Now this salvation of the remnant, and judgement of unfaithful and unbelieving Jerusalem is at the time when the salvation is extended out to the Gentiles also, even though Israel is rejecting the gospel:

‘I revealed myself to those who did not ask for me;
    I was found by those who did not seek me.
To a nation that did not call on my name,
    I said, “Here am I, here am I.”
All day long I have held out my hands
    to an obstinate people,
who walk in ways not good,
    pursuing their own imaginations –
a people who continually provoke me
    to my very face (Is 65:1-3)

Of course Paul applies this prophesy to Israel of his day in Romans 10:20-21.

The timing of the destruction of the Old Covenant heaven and earth is also clear from Isiah: it is the time when Jerusalem would be judged for her and her ancestor's sins and slain, and God's people would be known by a new name:
‘See, it stands written before me;
    I will not keep silent but will pay back in full;
    I will pay it back into their laps –
both your sins and the sins of your ancestors,’
    says the Lord.
‘Because they burned sacrifices on the mountains
    and defied me on the hills,
I will measure into their laps
    the full payment for their former deeds.’

‘But as for you who forsake the Lord
    and forget my holy mountain,
who spread a table for Fortune
    and fill bowls of mixed wine for Destiny,

I will destine you for the sword,

    and all of you will fall in the slaughter;
for I called but you did not answer,
    I spoke but you did not listen.
You did evil in my sight
    and chose what displeases me.’

 Therefore this is what the Sovereign Lord says:

‘My servants will eat,
    but you will go hungry;
my servants will drink,
    but you will go thirsty;
my servants will rejoice,
    but you will be put to shame.

My servants will sing

    out of the joy of their hearts,
but you will cry out
    from anguish of heart
    and wail in brokenness of spirit.

You will leave your name

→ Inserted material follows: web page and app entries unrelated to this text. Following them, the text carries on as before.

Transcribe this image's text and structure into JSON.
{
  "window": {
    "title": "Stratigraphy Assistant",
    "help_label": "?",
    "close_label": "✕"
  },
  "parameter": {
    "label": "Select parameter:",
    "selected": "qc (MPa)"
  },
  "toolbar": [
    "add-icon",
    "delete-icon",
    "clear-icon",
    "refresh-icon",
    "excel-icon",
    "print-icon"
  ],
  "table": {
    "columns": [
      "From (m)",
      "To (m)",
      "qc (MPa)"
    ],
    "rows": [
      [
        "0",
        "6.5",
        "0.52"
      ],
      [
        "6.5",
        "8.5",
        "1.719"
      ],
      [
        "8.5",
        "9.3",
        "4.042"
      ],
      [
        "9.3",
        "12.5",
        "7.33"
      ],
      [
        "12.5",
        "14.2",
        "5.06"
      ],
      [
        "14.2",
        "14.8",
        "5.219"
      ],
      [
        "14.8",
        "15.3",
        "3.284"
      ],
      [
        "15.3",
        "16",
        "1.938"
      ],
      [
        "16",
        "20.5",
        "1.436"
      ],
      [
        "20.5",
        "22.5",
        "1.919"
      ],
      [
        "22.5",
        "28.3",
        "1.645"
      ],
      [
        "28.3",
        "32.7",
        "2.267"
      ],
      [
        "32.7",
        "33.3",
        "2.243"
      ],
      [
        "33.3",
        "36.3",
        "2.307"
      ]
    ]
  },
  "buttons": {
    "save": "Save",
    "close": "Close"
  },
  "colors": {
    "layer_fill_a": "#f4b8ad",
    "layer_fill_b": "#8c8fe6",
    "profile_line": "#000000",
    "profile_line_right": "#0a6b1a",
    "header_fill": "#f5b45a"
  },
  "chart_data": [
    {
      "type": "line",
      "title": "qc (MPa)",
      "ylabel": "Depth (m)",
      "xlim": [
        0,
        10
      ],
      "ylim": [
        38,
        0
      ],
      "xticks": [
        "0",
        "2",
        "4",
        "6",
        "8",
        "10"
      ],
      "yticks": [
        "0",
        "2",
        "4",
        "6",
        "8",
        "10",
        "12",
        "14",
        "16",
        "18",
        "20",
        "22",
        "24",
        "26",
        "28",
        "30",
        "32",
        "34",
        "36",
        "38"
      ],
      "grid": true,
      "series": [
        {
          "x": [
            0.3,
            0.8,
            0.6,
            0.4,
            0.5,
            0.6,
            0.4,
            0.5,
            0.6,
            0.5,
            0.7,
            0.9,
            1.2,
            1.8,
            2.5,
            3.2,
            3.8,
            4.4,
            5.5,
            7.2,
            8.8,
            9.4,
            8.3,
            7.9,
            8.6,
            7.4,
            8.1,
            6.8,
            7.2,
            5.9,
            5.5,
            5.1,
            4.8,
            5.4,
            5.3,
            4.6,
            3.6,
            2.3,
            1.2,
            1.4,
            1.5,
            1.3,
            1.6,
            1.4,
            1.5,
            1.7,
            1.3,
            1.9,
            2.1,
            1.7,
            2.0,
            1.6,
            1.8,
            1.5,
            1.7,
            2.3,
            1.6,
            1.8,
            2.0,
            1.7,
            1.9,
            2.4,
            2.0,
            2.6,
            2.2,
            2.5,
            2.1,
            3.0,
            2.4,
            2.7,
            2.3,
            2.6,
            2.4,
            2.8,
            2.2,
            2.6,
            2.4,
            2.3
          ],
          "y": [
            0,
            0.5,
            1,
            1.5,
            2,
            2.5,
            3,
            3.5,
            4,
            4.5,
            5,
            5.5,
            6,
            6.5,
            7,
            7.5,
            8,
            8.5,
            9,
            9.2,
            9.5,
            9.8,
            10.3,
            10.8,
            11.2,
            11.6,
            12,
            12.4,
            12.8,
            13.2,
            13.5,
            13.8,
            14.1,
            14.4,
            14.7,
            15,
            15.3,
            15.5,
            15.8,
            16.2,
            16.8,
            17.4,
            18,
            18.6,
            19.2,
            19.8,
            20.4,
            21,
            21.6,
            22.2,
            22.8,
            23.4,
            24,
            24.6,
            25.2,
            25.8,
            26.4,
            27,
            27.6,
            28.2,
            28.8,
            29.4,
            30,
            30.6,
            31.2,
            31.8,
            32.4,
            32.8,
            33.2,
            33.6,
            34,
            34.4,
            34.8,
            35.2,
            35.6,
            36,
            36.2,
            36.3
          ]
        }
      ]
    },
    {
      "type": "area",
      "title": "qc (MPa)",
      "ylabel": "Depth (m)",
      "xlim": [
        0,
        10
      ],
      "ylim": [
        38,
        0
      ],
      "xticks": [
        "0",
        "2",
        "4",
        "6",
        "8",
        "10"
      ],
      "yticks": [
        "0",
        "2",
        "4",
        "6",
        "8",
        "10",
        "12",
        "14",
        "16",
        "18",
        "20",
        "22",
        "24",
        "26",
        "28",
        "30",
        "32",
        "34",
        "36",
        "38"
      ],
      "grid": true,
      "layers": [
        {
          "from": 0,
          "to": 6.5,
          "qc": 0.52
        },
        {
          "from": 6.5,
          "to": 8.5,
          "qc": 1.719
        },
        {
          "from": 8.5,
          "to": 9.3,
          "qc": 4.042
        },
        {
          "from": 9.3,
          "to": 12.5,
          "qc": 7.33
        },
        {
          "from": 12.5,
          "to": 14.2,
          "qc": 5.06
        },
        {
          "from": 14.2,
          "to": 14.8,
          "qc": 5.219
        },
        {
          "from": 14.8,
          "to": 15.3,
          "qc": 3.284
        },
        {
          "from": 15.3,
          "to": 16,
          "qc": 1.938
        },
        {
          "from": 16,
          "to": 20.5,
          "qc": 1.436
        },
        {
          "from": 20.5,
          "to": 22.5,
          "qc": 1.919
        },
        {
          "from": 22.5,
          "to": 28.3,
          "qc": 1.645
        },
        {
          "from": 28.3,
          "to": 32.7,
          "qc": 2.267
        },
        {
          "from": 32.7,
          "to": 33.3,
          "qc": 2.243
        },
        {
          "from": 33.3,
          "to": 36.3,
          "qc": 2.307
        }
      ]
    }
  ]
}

    for my chosen ones to use in their curses;
the Sovereign Lord will put you to death,
    but to his servants he will give another name. (Is 65:6-7, 11-15)
Jesus stated that this new heaven and earth messianic feast time, where some go hungry and others get to eat, would be when the subjects of the kingdom would be cast out:
I say to you that many will come from the east and the west, and will take their places at the feast with Abraham, Isaac and Jacob in the kingdom of heaven. But the subjects of the kingdom will be thrown outside, into the darkness, where there will be weeping and gnashing of teeth. (Mat 8:11-12)
If it is not clear above that the messianic new heaven and earth wedding banquet relates to judgement on Jerusalem in A.D. 70 as to the timing and application, the parable of the wedding banquet makes it incontrovertible:
 ‘The kingdom of heaven is like a king who prepared a wedding banquet for his son. He sent his servants to those who had been invited to the banquet to tell them to come, but they refused to come. ‘Then he sent some more servants and said,  “Tell those who have been invited that I have prepared my dinner: my oxen and fattened cattle have been slaughtered, and everything is ready. Come to the wedding banquet.” ‘But they paid no attention and went off – one to his field, another to his business. The rest seized his servants, ill-treated them and killed them. The king was enraged. He sent his army and destroyed those murderers and burned their city. (Mat 22:2-7)



So, in conclusion:
  • The violence, coercion and death of the Old Testament was filled up and finally avenged on Jerusalem in A.D. 70 as per the teaching of Jesus and the history of that cataclysmic event.
  • When Jerusalem was seized and the temple was destroyed, the law, as a system, an order and covenant, passed away, and that is what Jesus and the New Testament writers referred to by the concept of heaven and earth passing away or being shaken.
  • The Old Testament violence and coercion and bloodshed has been fulfilled in Christ and his body - there is a new order of things with no death that has been instituted in place of the old. The power of legalised sin has been broken.